The task. The word "HTML" may appear in the records below. Report how many lines contain it, and write nothing besides the number.

Excerpts from an interface dataset.
────────────────────────────────────────

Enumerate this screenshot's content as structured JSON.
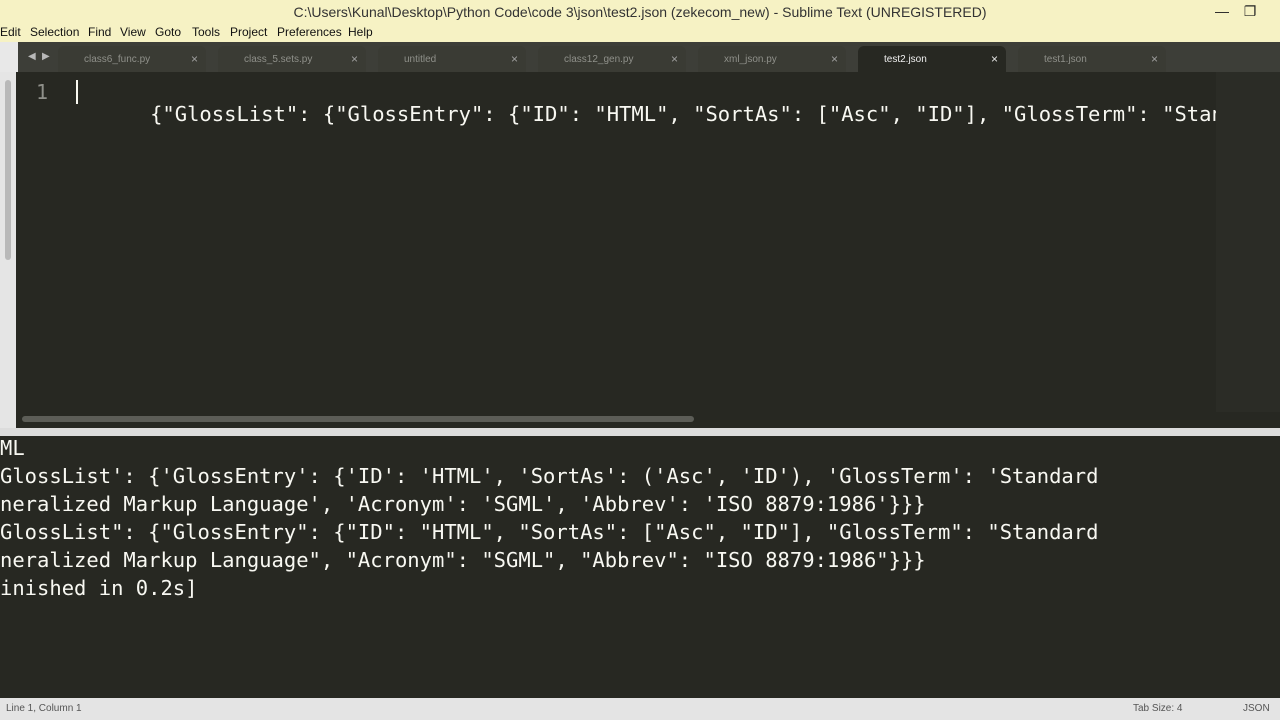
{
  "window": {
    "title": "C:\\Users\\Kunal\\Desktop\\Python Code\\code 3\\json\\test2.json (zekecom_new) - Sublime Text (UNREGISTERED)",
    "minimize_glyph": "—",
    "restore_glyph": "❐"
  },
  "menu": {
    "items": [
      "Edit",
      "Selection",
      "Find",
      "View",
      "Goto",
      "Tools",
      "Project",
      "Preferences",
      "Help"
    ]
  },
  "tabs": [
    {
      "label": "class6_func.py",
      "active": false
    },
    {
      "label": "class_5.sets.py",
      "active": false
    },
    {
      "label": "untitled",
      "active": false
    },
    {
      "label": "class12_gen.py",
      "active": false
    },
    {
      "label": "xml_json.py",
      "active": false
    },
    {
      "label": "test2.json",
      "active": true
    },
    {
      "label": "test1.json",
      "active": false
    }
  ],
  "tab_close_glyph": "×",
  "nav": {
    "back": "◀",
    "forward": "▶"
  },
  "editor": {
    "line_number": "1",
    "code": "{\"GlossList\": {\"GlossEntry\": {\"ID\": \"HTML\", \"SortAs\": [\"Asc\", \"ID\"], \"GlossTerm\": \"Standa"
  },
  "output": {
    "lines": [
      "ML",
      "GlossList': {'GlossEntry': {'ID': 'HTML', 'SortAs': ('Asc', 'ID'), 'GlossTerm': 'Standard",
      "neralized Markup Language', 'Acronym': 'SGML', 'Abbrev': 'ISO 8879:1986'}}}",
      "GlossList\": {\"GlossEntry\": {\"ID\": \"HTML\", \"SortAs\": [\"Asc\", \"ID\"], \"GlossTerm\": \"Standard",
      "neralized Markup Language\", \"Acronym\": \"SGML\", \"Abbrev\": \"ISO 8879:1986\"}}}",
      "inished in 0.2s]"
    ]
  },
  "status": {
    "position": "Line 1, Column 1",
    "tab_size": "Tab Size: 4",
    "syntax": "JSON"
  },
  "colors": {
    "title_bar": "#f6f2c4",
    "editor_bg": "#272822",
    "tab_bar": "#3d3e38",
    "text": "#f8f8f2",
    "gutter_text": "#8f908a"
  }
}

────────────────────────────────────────

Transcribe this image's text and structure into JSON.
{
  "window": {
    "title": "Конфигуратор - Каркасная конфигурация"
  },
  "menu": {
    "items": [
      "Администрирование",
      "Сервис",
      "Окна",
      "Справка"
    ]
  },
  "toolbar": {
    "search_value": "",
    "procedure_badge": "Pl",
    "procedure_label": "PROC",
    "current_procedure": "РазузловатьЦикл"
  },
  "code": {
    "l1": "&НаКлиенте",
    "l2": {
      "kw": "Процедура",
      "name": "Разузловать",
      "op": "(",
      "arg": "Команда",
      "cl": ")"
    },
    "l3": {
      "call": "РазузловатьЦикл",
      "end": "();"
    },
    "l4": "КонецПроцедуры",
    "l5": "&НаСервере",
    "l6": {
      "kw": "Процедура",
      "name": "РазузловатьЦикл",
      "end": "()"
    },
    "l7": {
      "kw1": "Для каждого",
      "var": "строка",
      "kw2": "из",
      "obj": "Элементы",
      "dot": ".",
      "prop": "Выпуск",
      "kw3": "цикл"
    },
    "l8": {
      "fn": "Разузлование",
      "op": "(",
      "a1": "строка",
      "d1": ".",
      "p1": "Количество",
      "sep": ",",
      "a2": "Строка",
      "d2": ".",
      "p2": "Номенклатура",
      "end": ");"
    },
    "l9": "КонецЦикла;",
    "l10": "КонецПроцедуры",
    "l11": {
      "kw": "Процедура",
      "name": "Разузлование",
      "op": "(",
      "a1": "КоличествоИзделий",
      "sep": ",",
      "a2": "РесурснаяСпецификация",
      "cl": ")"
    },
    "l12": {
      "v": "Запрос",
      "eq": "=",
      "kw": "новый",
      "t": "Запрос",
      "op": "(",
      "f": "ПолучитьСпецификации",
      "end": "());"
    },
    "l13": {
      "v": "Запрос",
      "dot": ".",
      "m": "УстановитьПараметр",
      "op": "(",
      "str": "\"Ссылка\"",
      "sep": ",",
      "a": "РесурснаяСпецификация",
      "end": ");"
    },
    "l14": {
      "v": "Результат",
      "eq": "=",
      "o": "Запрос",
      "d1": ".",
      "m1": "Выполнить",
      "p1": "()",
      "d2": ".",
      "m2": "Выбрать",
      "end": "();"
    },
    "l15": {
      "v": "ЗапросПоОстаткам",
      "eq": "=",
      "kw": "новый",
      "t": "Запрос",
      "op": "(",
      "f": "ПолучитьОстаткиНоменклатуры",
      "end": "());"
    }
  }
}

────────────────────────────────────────

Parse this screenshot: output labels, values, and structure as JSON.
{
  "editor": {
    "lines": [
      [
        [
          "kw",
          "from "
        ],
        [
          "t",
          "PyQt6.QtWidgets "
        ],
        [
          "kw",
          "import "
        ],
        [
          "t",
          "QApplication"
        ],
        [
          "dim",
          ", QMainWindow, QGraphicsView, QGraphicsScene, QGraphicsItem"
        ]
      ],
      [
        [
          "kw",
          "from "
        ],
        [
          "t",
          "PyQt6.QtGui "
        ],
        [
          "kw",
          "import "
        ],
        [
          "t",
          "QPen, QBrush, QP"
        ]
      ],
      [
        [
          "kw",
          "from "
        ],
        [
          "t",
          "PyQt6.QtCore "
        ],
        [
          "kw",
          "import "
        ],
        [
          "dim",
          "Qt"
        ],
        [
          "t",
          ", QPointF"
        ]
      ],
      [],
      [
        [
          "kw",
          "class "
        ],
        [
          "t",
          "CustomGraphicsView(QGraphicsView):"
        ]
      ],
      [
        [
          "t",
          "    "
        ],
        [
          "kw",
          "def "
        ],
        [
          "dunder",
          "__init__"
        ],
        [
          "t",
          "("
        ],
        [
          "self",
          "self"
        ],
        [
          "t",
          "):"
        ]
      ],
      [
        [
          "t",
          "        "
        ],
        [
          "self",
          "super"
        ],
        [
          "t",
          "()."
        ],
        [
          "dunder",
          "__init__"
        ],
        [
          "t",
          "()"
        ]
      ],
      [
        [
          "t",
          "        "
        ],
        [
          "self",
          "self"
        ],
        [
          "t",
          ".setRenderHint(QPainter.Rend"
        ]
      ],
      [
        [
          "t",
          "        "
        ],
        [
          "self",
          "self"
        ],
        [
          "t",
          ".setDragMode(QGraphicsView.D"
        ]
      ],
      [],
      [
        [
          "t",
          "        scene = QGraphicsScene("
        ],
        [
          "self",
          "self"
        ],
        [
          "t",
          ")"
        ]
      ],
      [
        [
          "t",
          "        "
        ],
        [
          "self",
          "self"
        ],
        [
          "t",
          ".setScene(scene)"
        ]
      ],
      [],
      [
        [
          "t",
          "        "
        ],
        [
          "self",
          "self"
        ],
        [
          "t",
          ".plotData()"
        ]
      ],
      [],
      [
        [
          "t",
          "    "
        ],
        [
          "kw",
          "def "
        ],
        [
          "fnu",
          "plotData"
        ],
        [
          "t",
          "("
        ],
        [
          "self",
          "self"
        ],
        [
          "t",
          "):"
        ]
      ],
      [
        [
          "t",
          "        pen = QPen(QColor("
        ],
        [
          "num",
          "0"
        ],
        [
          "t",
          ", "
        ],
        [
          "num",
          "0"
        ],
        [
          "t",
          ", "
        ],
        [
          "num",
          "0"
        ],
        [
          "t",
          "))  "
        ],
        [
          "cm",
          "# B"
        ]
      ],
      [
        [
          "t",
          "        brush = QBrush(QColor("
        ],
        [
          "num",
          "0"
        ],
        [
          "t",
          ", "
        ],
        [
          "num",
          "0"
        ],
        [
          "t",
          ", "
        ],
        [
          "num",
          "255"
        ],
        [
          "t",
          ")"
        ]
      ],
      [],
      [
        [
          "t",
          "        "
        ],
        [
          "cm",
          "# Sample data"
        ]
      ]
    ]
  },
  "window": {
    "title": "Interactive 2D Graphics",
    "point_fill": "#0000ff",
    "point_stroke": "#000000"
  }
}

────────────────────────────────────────

Exercise output. 3